[EXERCISE DESCRIPTION]
State the number of lines in these records that include the word "пакетом", and add nothing to it.

[Interface dataset entries]
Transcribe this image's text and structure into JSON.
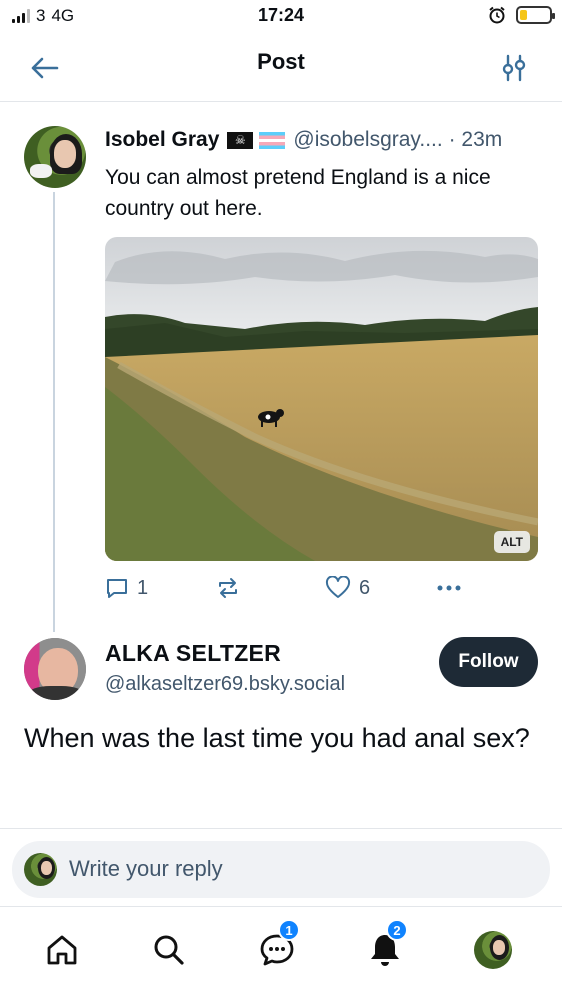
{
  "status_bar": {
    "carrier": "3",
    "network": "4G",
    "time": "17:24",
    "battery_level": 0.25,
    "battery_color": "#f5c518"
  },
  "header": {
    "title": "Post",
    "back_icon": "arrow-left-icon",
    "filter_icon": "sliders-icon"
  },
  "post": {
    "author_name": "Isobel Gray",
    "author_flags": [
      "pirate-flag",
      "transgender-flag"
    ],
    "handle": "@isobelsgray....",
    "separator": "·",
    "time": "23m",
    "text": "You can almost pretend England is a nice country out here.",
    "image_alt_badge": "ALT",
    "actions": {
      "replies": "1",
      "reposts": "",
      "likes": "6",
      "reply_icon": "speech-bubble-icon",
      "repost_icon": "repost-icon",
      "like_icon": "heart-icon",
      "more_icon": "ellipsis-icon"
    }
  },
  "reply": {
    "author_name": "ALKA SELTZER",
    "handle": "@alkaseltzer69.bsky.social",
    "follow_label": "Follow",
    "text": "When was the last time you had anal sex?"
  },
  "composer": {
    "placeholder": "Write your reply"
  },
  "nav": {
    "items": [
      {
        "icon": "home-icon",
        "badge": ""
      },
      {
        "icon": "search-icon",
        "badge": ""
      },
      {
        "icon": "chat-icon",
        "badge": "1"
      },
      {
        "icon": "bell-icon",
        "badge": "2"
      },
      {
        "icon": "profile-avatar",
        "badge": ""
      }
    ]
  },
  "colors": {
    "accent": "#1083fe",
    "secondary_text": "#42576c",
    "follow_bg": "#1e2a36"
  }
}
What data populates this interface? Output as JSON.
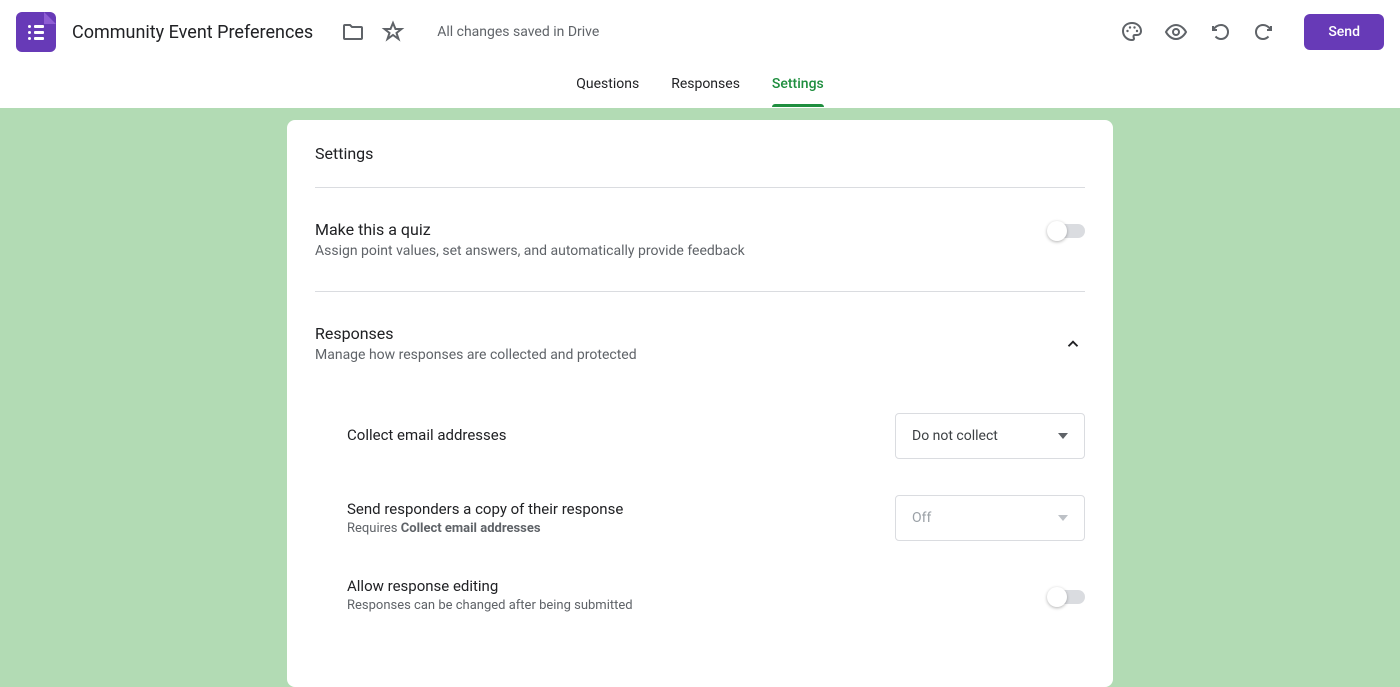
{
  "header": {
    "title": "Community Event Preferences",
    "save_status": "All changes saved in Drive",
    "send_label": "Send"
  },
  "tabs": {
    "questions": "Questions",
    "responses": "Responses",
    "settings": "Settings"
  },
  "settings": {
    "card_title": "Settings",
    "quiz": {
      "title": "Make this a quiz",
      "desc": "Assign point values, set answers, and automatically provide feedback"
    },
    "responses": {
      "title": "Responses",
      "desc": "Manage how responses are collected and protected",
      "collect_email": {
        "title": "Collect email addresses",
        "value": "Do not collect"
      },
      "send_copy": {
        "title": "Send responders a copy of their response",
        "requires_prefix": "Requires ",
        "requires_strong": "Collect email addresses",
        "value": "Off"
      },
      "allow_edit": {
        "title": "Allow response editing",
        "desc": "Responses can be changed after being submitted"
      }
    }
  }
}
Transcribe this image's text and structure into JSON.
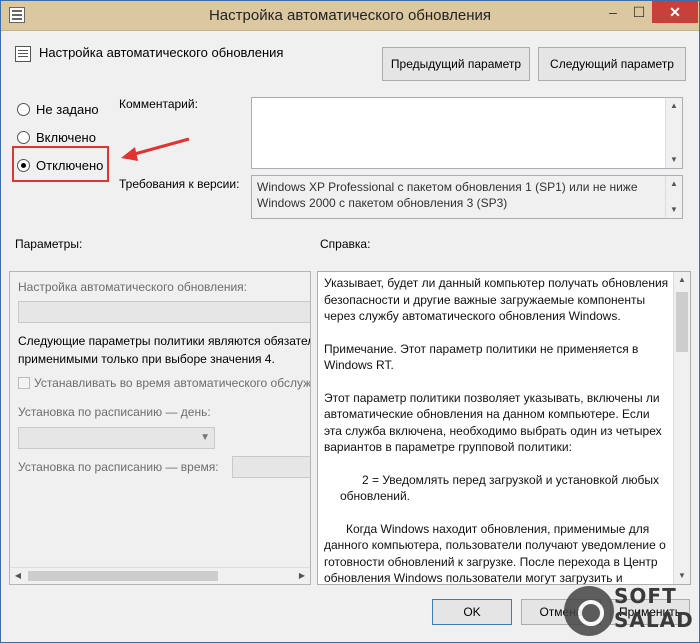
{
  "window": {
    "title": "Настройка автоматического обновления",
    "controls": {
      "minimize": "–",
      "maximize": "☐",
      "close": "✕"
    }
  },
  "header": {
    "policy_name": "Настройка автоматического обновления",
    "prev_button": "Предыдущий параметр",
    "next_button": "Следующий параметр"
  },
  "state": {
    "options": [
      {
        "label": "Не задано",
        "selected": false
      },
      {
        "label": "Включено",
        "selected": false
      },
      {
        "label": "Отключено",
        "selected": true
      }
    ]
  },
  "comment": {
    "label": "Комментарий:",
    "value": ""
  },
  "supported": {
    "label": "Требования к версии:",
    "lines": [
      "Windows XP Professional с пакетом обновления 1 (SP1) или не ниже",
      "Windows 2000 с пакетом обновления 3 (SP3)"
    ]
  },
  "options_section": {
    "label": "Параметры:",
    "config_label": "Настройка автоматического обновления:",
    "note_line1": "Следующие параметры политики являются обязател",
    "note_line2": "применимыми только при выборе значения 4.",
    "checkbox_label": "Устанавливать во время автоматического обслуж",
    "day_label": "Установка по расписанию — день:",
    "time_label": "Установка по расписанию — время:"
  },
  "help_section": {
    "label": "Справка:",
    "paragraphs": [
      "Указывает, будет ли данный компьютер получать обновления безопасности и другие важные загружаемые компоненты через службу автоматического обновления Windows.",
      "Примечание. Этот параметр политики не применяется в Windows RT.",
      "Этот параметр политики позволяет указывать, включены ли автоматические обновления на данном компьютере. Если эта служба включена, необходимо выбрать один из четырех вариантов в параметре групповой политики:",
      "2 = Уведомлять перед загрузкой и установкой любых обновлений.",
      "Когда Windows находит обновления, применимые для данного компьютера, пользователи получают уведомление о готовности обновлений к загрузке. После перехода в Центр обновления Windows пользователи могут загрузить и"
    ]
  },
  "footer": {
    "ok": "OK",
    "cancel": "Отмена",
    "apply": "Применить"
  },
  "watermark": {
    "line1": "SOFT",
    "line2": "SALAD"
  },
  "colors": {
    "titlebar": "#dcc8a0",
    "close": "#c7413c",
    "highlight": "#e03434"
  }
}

[EXPECTED ANSWER]
2